=== PROBLEM TO WORK ON ===
Lines with the string "price" are to be identified in the listing and copied.

=== GIVEN RECORDS ===

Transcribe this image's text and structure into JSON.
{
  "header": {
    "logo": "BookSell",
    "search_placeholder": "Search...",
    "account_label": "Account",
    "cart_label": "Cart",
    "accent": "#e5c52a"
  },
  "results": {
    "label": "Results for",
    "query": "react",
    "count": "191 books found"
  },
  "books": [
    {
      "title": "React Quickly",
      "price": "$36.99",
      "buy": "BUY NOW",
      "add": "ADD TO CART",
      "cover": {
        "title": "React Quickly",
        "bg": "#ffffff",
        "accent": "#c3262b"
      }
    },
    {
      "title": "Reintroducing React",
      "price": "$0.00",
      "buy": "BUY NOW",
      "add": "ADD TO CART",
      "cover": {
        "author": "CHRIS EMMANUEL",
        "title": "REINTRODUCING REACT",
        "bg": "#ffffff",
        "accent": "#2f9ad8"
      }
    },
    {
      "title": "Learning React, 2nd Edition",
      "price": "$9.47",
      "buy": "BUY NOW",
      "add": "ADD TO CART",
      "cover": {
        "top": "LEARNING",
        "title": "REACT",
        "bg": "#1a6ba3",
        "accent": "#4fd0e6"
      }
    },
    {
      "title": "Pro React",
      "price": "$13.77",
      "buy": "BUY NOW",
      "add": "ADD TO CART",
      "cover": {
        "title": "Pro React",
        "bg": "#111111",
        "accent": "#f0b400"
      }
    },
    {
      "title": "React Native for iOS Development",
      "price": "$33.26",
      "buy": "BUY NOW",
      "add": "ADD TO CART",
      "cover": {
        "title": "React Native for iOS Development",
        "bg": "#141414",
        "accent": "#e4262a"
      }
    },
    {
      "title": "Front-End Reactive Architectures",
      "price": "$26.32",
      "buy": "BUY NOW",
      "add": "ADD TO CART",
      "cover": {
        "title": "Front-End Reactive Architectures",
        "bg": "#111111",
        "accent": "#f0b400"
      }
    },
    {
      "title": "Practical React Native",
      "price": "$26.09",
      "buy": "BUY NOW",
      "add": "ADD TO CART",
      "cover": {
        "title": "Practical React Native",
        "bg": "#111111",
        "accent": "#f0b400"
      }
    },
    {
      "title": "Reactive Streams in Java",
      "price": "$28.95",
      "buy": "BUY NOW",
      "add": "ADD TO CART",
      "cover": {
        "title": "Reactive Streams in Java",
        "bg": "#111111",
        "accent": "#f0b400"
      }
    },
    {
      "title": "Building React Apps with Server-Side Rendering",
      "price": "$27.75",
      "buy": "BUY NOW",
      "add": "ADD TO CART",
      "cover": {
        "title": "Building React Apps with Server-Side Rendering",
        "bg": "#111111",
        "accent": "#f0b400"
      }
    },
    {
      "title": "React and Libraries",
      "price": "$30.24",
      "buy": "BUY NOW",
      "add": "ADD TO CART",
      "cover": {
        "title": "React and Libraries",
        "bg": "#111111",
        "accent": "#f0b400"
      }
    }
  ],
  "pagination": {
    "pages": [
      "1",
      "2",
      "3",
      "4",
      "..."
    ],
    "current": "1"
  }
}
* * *
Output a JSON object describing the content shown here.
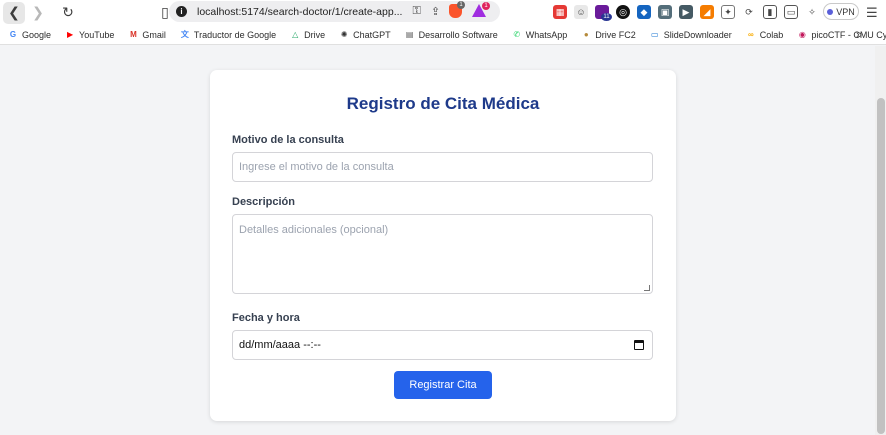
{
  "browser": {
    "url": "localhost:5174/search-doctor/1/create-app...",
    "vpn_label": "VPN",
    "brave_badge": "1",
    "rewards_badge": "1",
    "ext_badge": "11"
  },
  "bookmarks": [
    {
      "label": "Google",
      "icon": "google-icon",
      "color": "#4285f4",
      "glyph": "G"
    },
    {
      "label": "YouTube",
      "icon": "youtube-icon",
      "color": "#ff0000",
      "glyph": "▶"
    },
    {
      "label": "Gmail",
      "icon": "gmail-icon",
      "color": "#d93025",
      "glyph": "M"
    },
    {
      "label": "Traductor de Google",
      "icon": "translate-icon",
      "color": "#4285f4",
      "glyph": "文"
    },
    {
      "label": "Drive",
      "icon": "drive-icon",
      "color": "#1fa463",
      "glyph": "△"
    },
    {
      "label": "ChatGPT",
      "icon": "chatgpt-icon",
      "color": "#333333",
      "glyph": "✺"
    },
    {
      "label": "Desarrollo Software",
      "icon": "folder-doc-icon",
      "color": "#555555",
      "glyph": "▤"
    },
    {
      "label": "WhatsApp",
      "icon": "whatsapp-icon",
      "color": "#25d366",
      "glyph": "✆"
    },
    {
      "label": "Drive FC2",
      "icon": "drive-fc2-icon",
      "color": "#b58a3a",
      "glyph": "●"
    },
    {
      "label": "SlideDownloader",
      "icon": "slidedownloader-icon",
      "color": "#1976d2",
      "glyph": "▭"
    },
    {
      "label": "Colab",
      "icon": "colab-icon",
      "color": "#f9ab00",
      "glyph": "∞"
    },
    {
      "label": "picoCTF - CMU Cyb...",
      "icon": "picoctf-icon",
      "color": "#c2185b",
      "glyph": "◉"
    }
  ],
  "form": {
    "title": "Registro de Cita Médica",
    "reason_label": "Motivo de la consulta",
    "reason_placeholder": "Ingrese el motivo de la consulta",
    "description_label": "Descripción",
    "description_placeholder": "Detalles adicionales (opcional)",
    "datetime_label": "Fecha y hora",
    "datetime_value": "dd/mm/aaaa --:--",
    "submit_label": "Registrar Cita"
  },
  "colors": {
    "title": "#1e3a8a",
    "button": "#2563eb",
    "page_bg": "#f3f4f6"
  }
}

=== RESULT OF THIS TASK ===
      "price": "$36.99",
      "price": "$0.00",
      "price": "$9.47",
      "price": "$13.77",
      "price": "$33.26",
      "price": "$26.32",
      "price": "$26.09",
      "price": "$28.95",
      "price": "$27.75",
      "price": "$30.24",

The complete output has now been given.